WHAT THE TASK ASKS:
Every line below that has the string "JSON" adds one to the count. Give that count by itself.
____ TASK INPUTS
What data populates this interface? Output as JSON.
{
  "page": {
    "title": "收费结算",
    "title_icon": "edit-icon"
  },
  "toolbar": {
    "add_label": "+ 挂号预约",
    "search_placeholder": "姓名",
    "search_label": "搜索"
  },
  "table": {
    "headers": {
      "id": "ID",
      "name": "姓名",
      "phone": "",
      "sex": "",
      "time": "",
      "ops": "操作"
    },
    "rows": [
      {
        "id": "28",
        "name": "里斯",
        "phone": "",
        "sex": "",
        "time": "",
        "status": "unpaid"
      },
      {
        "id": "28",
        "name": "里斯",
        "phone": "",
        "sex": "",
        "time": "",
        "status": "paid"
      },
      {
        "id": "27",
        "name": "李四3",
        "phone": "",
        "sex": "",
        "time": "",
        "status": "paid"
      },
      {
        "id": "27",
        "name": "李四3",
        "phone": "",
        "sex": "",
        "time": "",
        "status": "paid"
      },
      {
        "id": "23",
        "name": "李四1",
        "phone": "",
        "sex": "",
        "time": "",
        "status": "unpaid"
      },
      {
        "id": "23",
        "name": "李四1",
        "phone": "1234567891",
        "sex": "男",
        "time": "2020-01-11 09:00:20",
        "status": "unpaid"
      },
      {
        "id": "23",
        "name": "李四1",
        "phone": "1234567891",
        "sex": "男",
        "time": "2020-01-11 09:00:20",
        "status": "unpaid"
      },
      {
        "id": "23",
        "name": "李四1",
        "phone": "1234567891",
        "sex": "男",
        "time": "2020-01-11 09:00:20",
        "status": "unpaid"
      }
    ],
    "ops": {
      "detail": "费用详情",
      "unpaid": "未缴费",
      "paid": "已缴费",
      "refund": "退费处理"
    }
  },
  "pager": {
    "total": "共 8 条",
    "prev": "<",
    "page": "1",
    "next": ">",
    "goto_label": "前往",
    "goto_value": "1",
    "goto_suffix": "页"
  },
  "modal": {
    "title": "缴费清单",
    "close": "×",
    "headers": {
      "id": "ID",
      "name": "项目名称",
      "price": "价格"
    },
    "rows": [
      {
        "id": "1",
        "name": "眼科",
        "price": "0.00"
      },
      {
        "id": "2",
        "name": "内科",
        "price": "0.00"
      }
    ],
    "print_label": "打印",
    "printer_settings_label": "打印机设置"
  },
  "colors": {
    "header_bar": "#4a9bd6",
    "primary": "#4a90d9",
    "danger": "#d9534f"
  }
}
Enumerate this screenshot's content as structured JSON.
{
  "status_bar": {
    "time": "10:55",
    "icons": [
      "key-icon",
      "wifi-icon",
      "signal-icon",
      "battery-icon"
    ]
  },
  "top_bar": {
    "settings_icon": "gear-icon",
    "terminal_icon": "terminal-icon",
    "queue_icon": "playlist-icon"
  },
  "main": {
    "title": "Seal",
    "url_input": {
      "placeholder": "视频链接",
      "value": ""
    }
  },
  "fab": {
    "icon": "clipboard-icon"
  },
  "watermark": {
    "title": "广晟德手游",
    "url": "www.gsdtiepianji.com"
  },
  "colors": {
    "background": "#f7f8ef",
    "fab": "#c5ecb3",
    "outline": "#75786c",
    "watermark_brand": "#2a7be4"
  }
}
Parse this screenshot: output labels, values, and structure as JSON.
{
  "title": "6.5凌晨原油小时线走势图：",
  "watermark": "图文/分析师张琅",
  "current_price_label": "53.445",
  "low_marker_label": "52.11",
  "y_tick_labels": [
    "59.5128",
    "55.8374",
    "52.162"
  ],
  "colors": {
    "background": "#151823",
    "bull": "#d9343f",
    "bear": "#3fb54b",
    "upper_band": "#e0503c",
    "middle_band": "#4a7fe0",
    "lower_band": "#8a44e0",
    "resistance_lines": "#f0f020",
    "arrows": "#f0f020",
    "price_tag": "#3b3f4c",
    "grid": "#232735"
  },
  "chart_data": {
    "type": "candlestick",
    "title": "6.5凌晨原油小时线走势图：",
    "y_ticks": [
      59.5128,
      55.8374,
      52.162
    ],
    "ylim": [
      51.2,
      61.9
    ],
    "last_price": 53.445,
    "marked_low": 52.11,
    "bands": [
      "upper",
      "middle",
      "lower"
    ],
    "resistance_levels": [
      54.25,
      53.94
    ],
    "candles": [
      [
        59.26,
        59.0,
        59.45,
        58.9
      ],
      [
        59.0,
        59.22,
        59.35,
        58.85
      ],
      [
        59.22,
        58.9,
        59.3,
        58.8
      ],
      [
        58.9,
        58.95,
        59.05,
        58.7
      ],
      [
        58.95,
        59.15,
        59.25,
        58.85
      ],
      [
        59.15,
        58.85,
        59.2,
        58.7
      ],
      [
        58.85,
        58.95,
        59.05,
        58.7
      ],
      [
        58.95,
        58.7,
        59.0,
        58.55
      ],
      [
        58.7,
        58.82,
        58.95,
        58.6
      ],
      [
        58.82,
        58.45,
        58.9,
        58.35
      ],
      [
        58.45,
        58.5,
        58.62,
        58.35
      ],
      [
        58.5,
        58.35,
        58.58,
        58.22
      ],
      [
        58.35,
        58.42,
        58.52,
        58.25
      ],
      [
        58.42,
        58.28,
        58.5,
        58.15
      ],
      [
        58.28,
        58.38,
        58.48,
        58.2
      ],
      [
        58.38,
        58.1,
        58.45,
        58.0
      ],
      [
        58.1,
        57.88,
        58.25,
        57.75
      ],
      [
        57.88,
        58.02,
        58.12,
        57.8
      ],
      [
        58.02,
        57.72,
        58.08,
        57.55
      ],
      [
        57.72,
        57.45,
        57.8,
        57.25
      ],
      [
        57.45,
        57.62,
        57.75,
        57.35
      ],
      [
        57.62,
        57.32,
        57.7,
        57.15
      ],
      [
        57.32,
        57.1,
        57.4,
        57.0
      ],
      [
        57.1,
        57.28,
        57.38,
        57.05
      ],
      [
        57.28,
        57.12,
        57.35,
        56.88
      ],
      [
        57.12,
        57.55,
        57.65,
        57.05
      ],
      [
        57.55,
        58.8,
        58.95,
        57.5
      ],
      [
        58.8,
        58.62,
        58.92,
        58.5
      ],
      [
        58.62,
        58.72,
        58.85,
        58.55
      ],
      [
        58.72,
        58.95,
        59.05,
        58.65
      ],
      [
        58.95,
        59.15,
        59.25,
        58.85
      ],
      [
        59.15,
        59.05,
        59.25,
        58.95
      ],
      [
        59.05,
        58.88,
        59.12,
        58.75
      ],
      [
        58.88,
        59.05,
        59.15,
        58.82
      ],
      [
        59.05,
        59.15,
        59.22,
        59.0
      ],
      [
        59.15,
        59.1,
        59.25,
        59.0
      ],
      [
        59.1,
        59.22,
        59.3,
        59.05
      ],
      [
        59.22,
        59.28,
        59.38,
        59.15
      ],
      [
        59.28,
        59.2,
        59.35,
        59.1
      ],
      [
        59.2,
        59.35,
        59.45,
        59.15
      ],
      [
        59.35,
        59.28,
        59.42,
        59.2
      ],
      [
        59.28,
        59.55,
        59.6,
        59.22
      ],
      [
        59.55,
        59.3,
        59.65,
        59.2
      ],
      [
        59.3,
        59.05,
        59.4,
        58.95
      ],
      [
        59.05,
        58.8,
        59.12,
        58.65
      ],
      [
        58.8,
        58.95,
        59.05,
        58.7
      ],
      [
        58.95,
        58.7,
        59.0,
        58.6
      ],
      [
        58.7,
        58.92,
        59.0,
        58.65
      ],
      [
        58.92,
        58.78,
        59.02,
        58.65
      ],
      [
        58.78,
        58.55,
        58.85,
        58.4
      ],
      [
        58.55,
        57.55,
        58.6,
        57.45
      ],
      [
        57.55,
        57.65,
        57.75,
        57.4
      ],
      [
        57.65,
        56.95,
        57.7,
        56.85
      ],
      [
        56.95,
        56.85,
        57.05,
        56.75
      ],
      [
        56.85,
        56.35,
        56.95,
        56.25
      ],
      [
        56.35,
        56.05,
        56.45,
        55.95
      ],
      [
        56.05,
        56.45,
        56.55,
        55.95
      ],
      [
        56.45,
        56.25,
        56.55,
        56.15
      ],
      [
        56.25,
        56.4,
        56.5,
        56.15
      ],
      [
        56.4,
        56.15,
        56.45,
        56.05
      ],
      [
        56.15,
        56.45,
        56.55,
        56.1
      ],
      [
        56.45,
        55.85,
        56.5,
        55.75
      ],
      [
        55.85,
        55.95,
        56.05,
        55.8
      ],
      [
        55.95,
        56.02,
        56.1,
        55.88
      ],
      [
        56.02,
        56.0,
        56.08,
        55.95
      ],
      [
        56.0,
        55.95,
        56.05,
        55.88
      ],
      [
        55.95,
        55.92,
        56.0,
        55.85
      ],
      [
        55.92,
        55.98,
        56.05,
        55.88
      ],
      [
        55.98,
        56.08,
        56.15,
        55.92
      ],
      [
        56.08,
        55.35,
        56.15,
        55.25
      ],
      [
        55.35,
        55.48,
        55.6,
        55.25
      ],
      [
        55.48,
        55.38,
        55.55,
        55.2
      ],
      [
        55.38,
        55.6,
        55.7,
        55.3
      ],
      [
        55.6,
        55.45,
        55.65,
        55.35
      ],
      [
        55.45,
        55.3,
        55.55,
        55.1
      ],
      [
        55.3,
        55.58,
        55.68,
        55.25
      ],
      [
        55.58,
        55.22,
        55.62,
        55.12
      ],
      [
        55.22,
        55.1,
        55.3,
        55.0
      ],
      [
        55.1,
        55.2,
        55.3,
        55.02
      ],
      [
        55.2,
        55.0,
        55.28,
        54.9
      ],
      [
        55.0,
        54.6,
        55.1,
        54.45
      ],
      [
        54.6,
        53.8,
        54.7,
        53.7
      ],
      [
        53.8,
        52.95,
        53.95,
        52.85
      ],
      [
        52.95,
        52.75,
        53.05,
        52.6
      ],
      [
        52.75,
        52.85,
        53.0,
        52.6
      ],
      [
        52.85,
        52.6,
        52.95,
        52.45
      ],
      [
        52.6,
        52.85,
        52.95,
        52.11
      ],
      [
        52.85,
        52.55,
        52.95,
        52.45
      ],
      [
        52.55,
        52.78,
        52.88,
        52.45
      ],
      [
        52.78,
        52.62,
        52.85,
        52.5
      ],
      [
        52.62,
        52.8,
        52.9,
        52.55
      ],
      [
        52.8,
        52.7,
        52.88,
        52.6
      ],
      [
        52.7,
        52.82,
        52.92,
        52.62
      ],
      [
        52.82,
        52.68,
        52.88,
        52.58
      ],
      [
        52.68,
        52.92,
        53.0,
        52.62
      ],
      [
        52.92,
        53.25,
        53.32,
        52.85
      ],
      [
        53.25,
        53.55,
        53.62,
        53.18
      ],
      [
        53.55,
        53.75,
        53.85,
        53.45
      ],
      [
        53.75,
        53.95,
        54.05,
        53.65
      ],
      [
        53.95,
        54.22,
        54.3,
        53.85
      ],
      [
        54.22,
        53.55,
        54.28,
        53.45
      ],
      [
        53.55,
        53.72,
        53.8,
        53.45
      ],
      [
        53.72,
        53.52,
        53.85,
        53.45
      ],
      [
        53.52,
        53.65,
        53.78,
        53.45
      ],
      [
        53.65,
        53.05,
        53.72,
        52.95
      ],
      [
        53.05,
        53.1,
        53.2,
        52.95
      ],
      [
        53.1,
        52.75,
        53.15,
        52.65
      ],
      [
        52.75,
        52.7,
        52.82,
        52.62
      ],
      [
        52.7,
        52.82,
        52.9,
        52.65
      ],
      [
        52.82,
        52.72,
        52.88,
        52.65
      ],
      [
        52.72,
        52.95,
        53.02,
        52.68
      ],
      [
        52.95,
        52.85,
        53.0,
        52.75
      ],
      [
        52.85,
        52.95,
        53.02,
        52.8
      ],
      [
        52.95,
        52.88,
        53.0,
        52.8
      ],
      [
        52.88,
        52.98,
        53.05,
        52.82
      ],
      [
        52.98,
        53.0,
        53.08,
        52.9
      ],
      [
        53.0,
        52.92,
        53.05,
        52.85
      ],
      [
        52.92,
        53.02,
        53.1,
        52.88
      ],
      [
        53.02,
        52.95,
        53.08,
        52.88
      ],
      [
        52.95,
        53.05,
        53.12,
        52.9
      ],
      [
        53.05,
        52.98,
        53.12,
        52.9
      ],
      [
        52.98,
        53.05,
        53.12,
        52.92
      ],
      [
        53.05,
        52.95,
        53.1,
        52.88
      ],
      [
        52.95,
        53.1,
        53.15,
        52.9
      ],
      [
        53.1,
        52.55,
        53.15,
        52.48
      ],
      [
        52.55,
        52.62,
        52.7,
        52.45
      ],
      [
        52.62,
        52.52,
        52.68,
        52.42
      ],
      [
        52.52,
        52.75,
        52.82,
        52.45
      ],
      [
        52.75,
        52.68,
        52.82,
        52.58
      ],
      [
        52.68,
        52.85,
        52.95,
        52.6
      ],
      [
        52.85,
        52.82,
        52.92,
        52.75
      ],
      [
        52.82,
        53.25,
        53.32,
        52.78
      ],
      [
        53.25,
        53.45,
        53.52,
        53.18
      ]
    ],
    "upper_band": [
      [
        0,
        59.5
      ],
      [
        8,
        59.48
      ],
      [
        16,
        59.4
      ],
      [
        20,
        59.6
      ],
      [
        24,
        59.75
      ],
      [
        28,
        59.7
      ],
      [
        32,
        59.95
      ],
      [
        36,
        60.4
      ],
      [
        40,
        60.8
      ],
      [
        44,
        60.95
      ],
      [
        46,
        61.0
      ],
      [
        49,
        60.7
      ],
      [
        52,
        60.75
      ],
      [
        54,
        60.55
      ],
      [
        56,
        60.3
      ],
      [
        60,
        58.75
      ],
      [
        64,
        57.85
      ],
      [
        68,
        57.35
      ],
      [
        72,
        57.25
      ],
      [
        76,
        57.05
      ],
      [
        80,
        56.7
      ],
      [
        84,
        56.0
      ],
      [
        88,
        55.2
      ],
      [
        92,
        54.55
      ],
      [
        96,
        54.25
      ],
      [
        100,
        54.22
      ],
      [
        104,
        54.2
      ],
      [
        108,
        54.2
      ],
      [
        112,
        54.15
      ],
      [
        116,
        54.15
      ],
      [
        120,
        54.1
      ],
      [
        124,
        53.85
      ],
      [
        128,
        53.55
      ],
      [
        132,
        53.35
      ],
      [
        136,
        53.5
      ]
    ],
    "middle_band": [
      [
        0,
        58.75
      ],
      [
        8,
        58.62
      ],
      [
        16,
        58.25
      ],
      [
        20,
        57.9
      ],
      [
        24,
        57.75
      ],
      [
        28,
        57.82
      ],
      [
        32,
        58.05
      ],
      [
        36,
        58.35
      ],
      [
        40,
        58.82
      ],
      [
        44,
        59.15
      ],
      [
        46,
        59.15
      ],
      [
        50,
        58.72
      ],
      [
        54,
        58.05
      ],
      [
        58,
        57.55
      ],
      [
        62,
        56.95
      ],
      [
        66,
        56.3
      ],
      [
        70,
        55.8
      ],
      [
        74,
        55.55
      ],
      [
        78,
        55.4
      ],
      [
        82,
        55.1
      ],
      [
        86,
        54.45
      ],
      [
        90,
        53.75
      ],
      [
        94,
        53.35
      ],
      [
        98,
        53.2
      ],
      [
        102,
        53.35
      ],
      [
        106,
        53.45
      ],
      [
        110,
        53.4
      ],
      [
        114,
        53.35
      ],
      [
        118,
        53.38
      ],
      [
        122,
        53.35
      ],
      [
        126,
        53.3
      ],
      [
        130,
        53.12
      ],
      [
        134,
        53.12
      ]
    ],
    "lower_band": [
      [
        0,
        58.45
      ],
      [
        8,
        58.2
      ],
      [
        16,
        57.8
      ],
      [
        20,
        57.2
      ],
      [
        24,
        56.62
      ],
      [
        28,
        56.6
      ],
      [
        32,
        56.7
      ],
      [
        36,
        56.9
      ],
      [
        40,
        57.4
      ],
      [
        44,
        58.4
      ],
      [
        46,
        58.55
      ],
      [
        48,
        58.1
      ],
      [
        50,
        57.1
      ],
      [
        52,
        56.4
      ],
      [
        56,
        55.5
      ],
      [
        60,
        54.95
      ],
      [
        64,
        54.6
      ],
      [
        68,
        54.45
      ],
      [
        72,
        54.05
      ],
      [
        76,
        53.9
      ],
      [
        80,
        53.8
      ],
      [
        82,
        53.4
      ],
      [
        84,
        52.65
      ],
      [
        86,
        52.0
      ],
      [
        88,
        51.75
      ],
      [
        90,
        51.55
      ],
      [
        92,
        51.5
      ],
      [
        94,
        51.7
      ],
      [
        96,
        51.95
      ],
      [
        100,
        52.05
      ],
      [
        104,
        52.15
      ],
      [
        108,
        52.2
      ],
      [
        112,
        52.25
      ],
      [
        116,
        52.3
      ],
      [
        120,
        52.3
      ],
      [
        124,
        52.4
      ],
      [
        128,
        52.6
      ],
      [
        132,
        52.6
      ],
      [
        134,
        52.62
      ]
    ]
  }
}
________
REPLY:
3